Former Wellcome Library curator Bakewell (Creative Writing/City Univ. London; The English Dane: A Life of Jorgen Jorgenson, 2005, etc.) sketches the life of essayist Michel Eyquem de Montaigne (1533–1592) and traces his evolving reputation.
The author notes that Montaigne is particularly appropriate in our time, "[a century] full of people who are full of themselves." He was a revolutionary writer, the founding father of the personal essay and the man who realized that his own life could serve as a mirror for others. Bakewell identifies 20 Montaignian answers to her title's question, though her treatment of each answer varies both in length and focus. Some answers occasion major biographical attention; others are dense summaries of the philosophical positions of the day. Some comprise Bakewell's appealing summaries and analyses of the essays; others elicit her thoughts on Montaigne's stature in the literary world. By the end of the book, readers will have a good sense of the sweep of the subject's life and times and writing.

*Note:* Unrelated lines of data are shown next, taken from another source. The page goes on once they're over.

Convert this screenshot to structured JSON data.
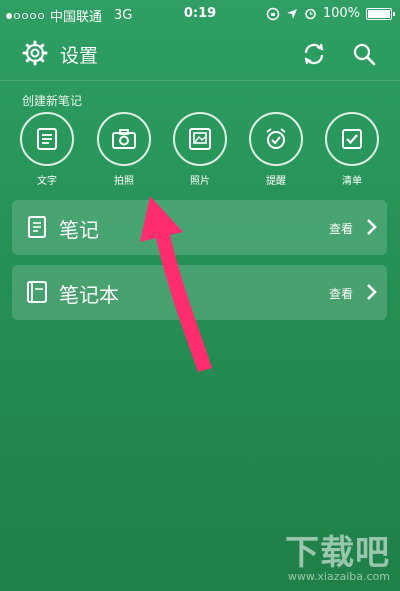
{
  "status_bar": {
    "carrier": "中国联通",
    "network": "3G",
    "time": "0:19",
    "battery": "100%",
    "battery_level": 1.0
  },
  "header": {
    "title": "设置",
    "icons": [
      "gear-icon",
      "sync-icon",
      "search-icon"
    ]
  },
  "create_section": {
    "title": "创建新笔记",
    "buttons": [
      {
        "label": "文字",
        "icon": "text-note-icon"
      },
      {
        "label": "拍照",
        "icon": "camera-icon"
      },
      {
        "label": "照片",
        "icon": "photo-icon"
      },
      {
        "label": "提醒",
        "icon": "alarm-icon"
      },
      {
        "label": "清单",
        "icon": "checklist-icon"
      }
    ]
  },
  "cards": [
    {
      "label": "笔记",
      "action": "查看",
      "icon": "note-icon"
    },
    {
      "label": "笔记本",
      "action": "查看",
      "icon": "notebook-icon"
    }
  ],
  "annotation": {
    "color": "#ff2d6e",
    "icon": "red-arrow-pointing-to-camera"
  },
  "watermark": {
    "main": "下载吧",
    "sub": "www.xiazaiba.com"
  },
  "colors": {
    "background": "#259055"
  }
}
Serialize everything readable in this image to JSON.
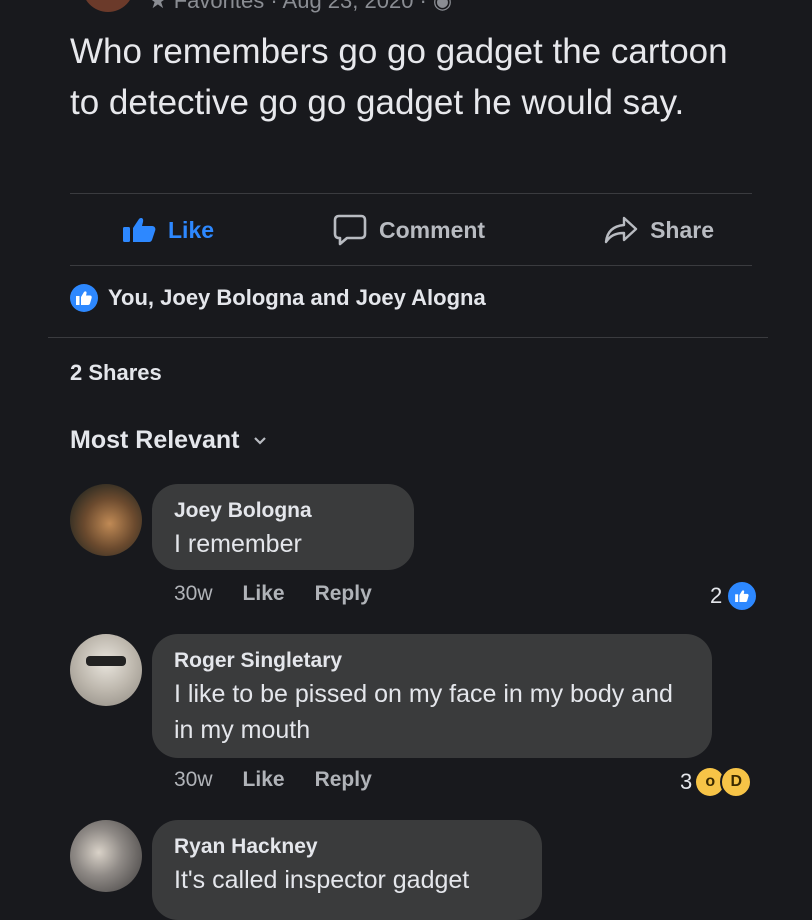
{
  "post": {
    "meta": "Favorites · Aug 23, 2020 ·",
    "text": "Who remembers go go gadget the cartoon to detective go go gadget he would say."
  },
  "actions": {
    "like": "Like",
    "comment": "Comment",
    "share": "Share"
  },
  "likes_summary": "You, Joey Bologna and Joey Alogna",
  "shares": "2 Shares",
  "sort_label": "Most Relevant",
  "comments": [
    {
      "name": "Joey Bologna",
      "text": "I remember",
      "time": "30w",
      "like": "Like",
      "reply": "Reply",
      "reaction_count": "2",
      "reactions": [
        "like-icon"
      ]
    },
    {
      "name": "Roger Singletary",
      "text": "I like to be pissed on my face in my body and in my mouth",
      "time": "30w",
      "like": "Like",
      "reply": "Reply",
      "reaction_count": "3",
      "reactions": [
        "wow-icon",
        "haha-icon"
      ]
    },
    {
      "name": "Ryan Hackney",
      "text": "It's called inspector gadget"
    }
  ],
  "colors": {
    "background": "#18191d",
    "bubble": "#3a3b3c",
    "accent": "#2d88ff",
    "reaction_yellow": "#f7c447"
  }
}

Among the highlights: Montaigne's notion that reading ought to be pleasurable, even exciting (he loved Ovid, Virgil, Plutarch); Bakewell's account of the profound early friendship of Montaigne and fellow French philosopher Étienne de La Boétie, whose early death devastated Montaigne; Montaigne's careful choreography with the church and its leaders, kings and other dignitaries; his late-life relationship with Marie de Gournay, who became his posthumous editor and whose work remains both revered and disdained. Bakewell describes Montaigne's travels, his physical ailments (kidney stones killed his father and plagued Montaigne as well) and his fascinations with the ordinary—from eating habits to sexual practices to observations that cats and people occupy the same space and observe one another with interest.
A bright, genial and generous introduction to the master's methods.

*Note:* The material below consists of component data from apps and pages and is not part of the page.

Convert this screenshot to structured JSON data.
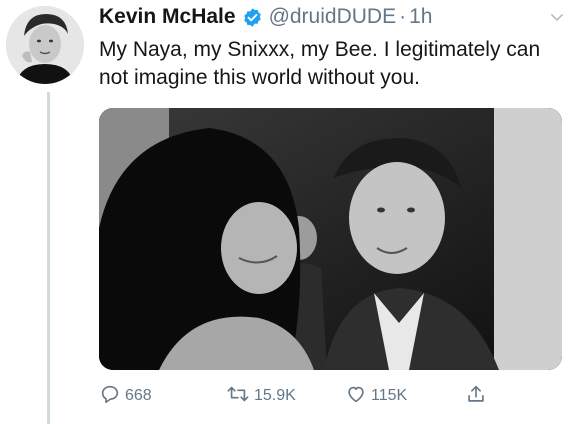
{
  "tweet": {
    "author": {
      "name": "Kevin McHale",
      "handle": "@druidDUDE",
      "verified": true,
      "avatar_icon": "profile-photo"
    },
    "separator": "·",
    "time": "1h",
    "text": "My Naya, my Snixxx, my Bee. I legitimately can not imagine this world without you.",
    "media": {
      "type": "photo",
      "style": "black-and-white"
    },
    "actions": {
      "replies": "668",
      "retweets": "15.9K",
      "likes": "115K"
    }
  },
  "icons": {
    "verified": "verified-badge-icon",
    "menu": "chevron-down-icon",
    "reply": "reply-icon",
    "retweet": "retweet-icon",
    "like": "heart-icon",
    "share": "share-icon"
  },
  "colors": {
    "text": "#14171a",
    "secondary": "#657786",
    "verified": "#1da1f2",
    "thread_line": "#cfd9de"
  }
}
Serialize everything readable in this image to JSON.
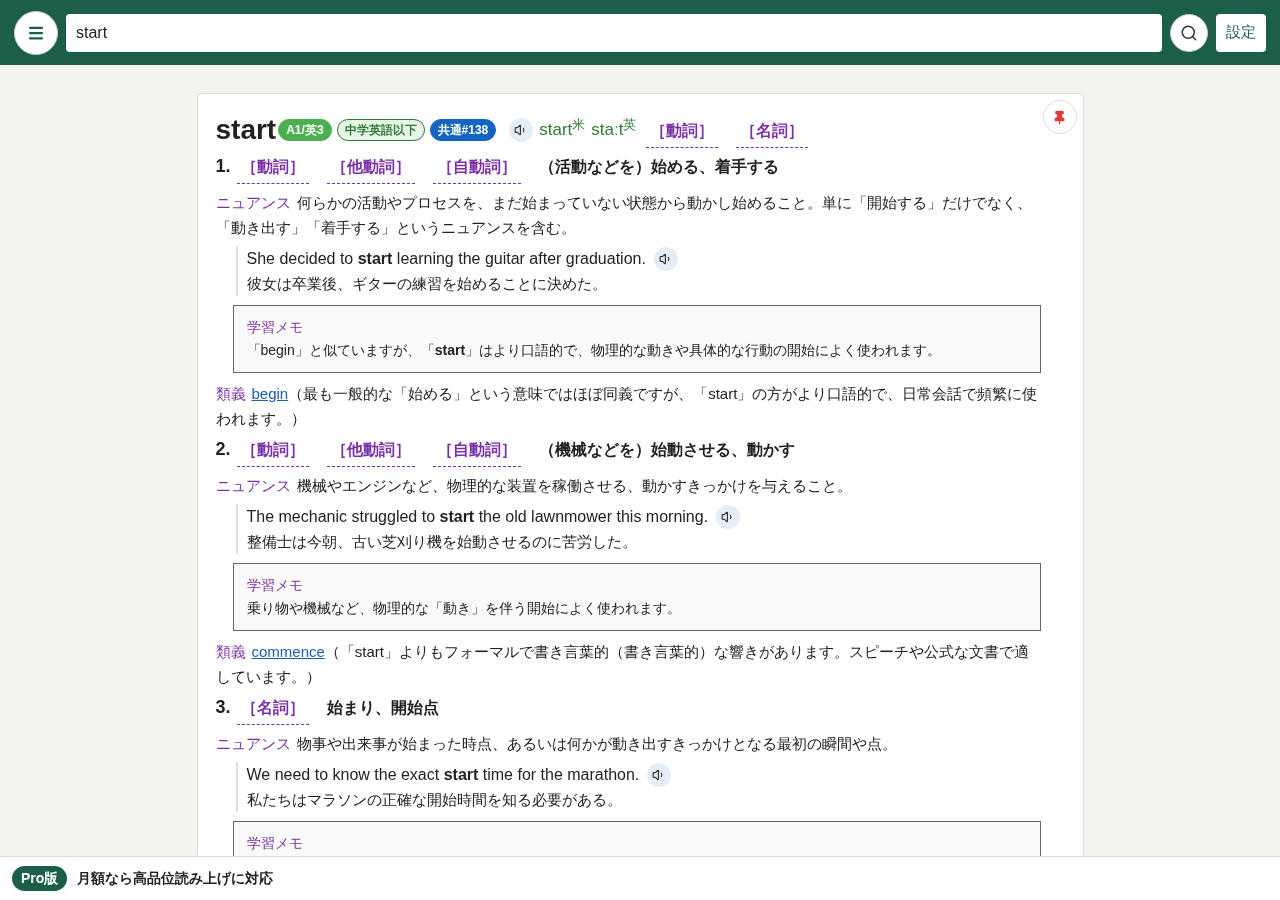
{
  "header": {
    "search": {
      "value": "start"
    },
    "settings_button": "設定"
  },
  "entry": {
    "headword": "start",
    "badges": [
      {
        "label": "A1/英3",
        "kind": "solid",
        "color": "#4caf50"
      },
      {
        "label": "中学英語以下",
        "kind": "outline",
        "color": "#2e7d32"
      },
      {
        "label": "共通#138",
        "kind": "solid",
        "color": "#1565c0"
      }
    ],
    "pronunciations": [
      "start$^{米}$",
      "staːt$^{英}$"
    ],
    "parts_of_speech": [
      "［動詞］",
      "［名詞］"
    ],
    "senses": [
      {
        "number": "1.",
        "parts_of_speech": [
          "［動詞］",
          "［他動詞］",
          "［自動詞］"
        ],
        "gloss": "（活動などを）始める、着手する",
        "nuance_label": "ニュアンス",
        "nuance": "何らかの活動やプロセスを、まだ始まっていない状態から動かし始めること。単に「開始する」だけでなく、「動き出す」「着手する」というニュアンスを含む。",
        "example_en": "She decided to **start** learning the guitar after graduation.",
        "example_ja": "彼女は卒業後、ギターの練習を始めることに決めた。",
        "memo": {
          "label": "学習メモ",
          "text": "「begin」と似ていますが、「**start**」はより口語的で、物理的な動きや具体的な行動の開始によく使われます。"
        },
        "synonym": {
          "label": "類義",
          "word": "begin",
          "text": "（最も一般的な「始める」という意味ではほぼ同義ですが、「start」の方がより口語的で、日常会話で頻繁に使われます。）"
        }
      },
      {
        "number": "2.",
        "parts_of_speech": [
          "［動詞］",
          "［他動詞］",
          "［自動詞］"
        ],
        "gloss": "（機械などを）始動させる、動かす",
        "nuance_label": "ニュアンス",
        "nuance": "機械やエンジンなど、物理的な装置を稼働させる、動かすきっかけを与えること。",
        "example_en": "The mechanic struggled to **start** the old lawnmower this morning.",
        "example_ja": "整備士は今朝、古い芝刈り機を始動させるのに苦労した。",
        "memo": {
          "label": "学習メモ",
          "text": "乗り物や機械など、物理的な「動き」を伴う開始によく使われます。"
        },
        "synonym": {
          "label": "類義",
          "word": "commence",
          "text": "（「start」よりもフォーマルで書き言葉的（書き言葉的）な響きがあります。スピーチや公式な文書で適しています。）"
        }
      },
      {
        "number": "3.",
        "parts_of_speech": [
          "［名詞］"
        ],
        "gloss": "始まり、開始点",
        "nuance_label": "ニュアンス",
        "nuance": "物事や出来事が始まった時点、あるいは何かが動き出すきっかけとなる最初の瞬間や点。",
        "example_en": "We need to know the exact **start** time for the marathon.",
        "example_ja": "私たちはマラソンの正確な開始時間を知る必要がある。",
        "memo": {
          "label": "学習メモ"
        }
      }
    ]
  },
  "footer": {
    "badge": "Pro版",
    "text": "月額なら高品位読み上げに対応"
  }
}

…packed with useful information…How to Live touches on every aspect of Montaigne's thought, life and influence, and culminates in a fascinating chapter on the complicated textual history of the Essays.

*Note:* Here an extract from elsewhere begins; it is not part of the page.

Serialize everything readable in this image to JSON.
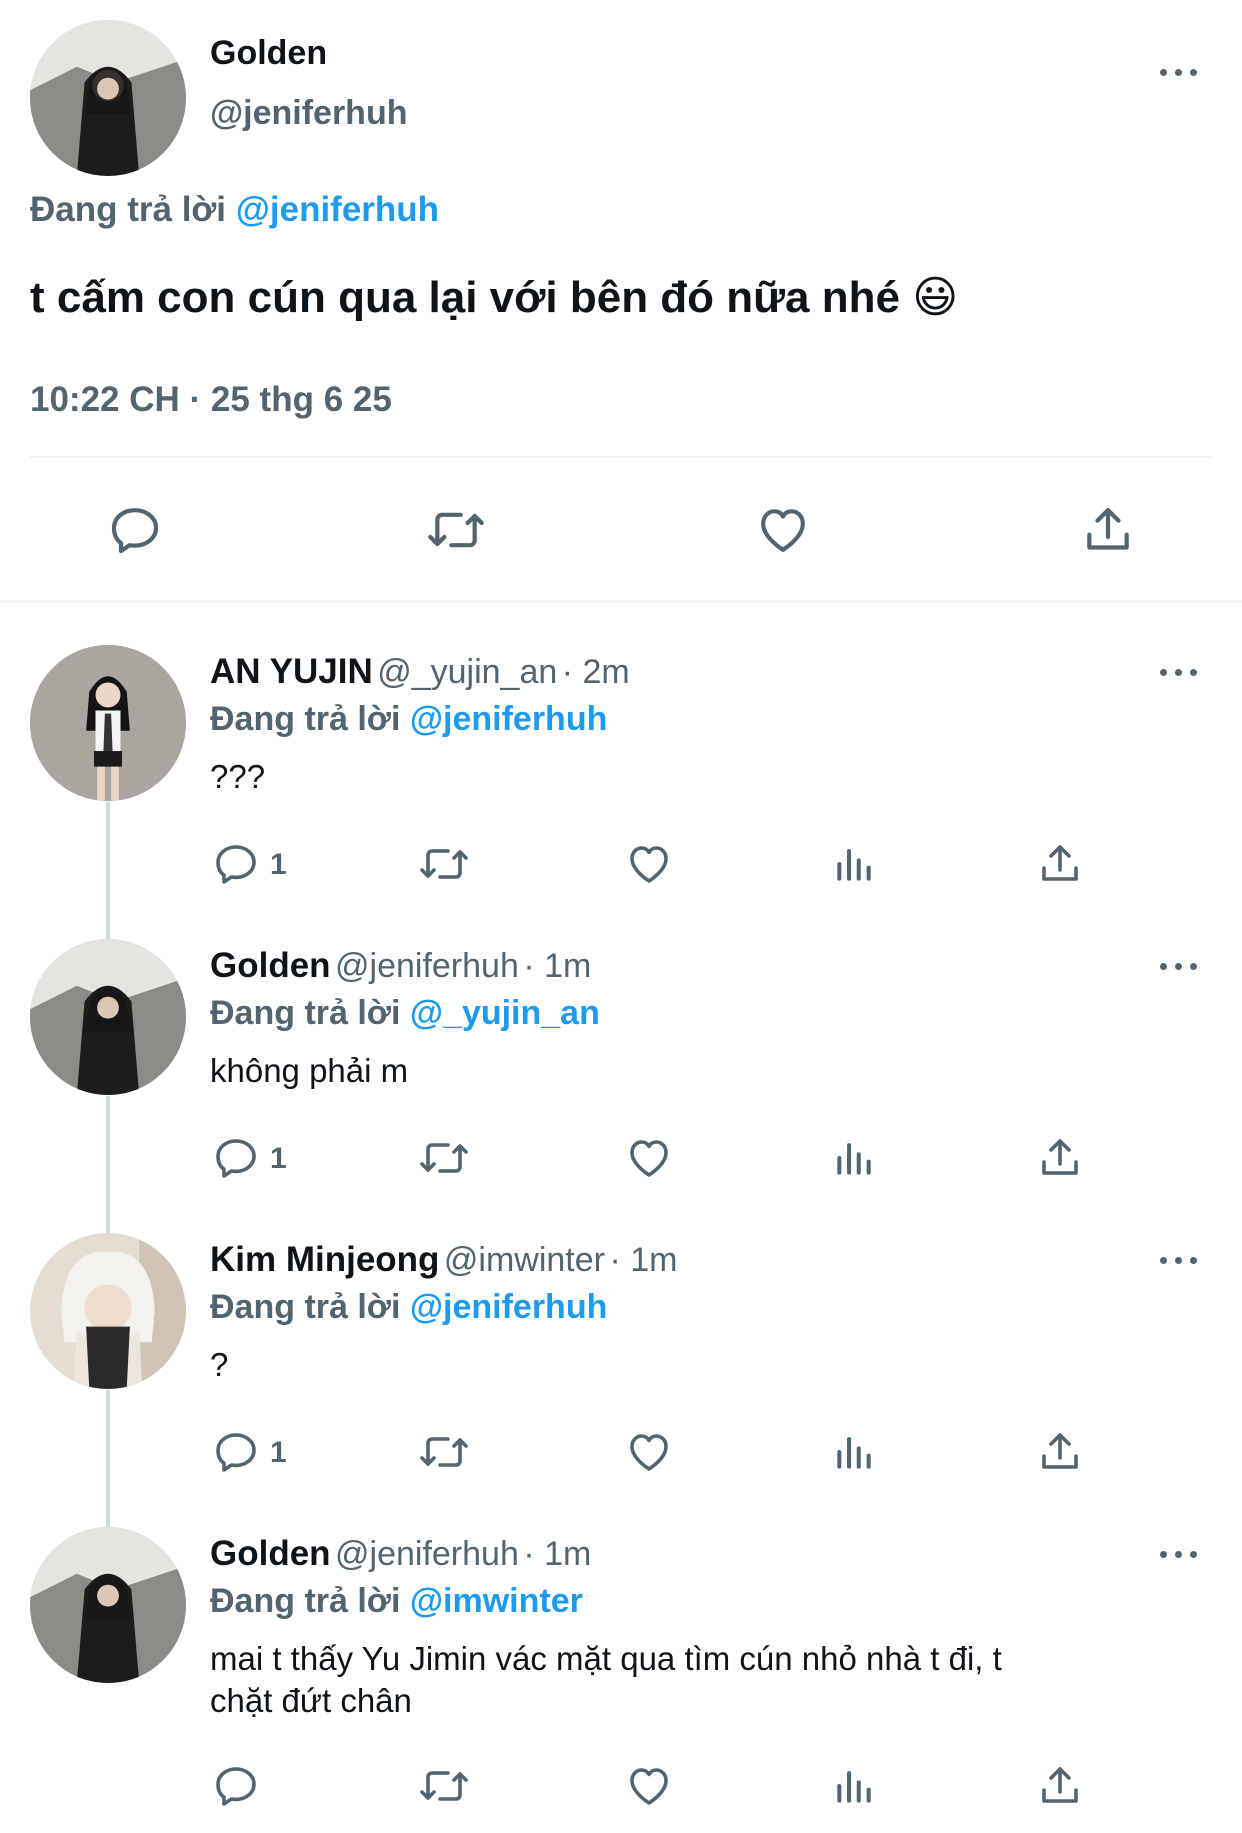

The Washington Post
Read an Excerpt
The riding accident, which so altered Montaigne’s perspective, lasted only a few moments in itself, but one can unfold it into three parts and spread it over several years. First, there is Montaigne lying on the ground, clawing at his stomach while experiencing euphoria. Then comes Montaigne in the weeks and months that followed, reflecting on the experience and trying to reconcile it with his philosophical reading. Finally, there is Montaigne a few years later, sitting down to write about it – and about a multitude of other things. The first scene could have happened to anyone; the second to any sensitive, educated young man of the Renaissance. The last makes Montaigne unique.
The connection is not a simple one: he did not sit up in bed and immediately start writing about the accident. He began the Essays a couple of years later, around 1572, and, even then, he wrote other chapters before coming to the one about losing consciousness. When he did turn to it, however, the experience made him try a new kind of writing, barely attempted by other writers: that of re-creating a sequence of sensations as they felt from the inside, following them from instant to instant.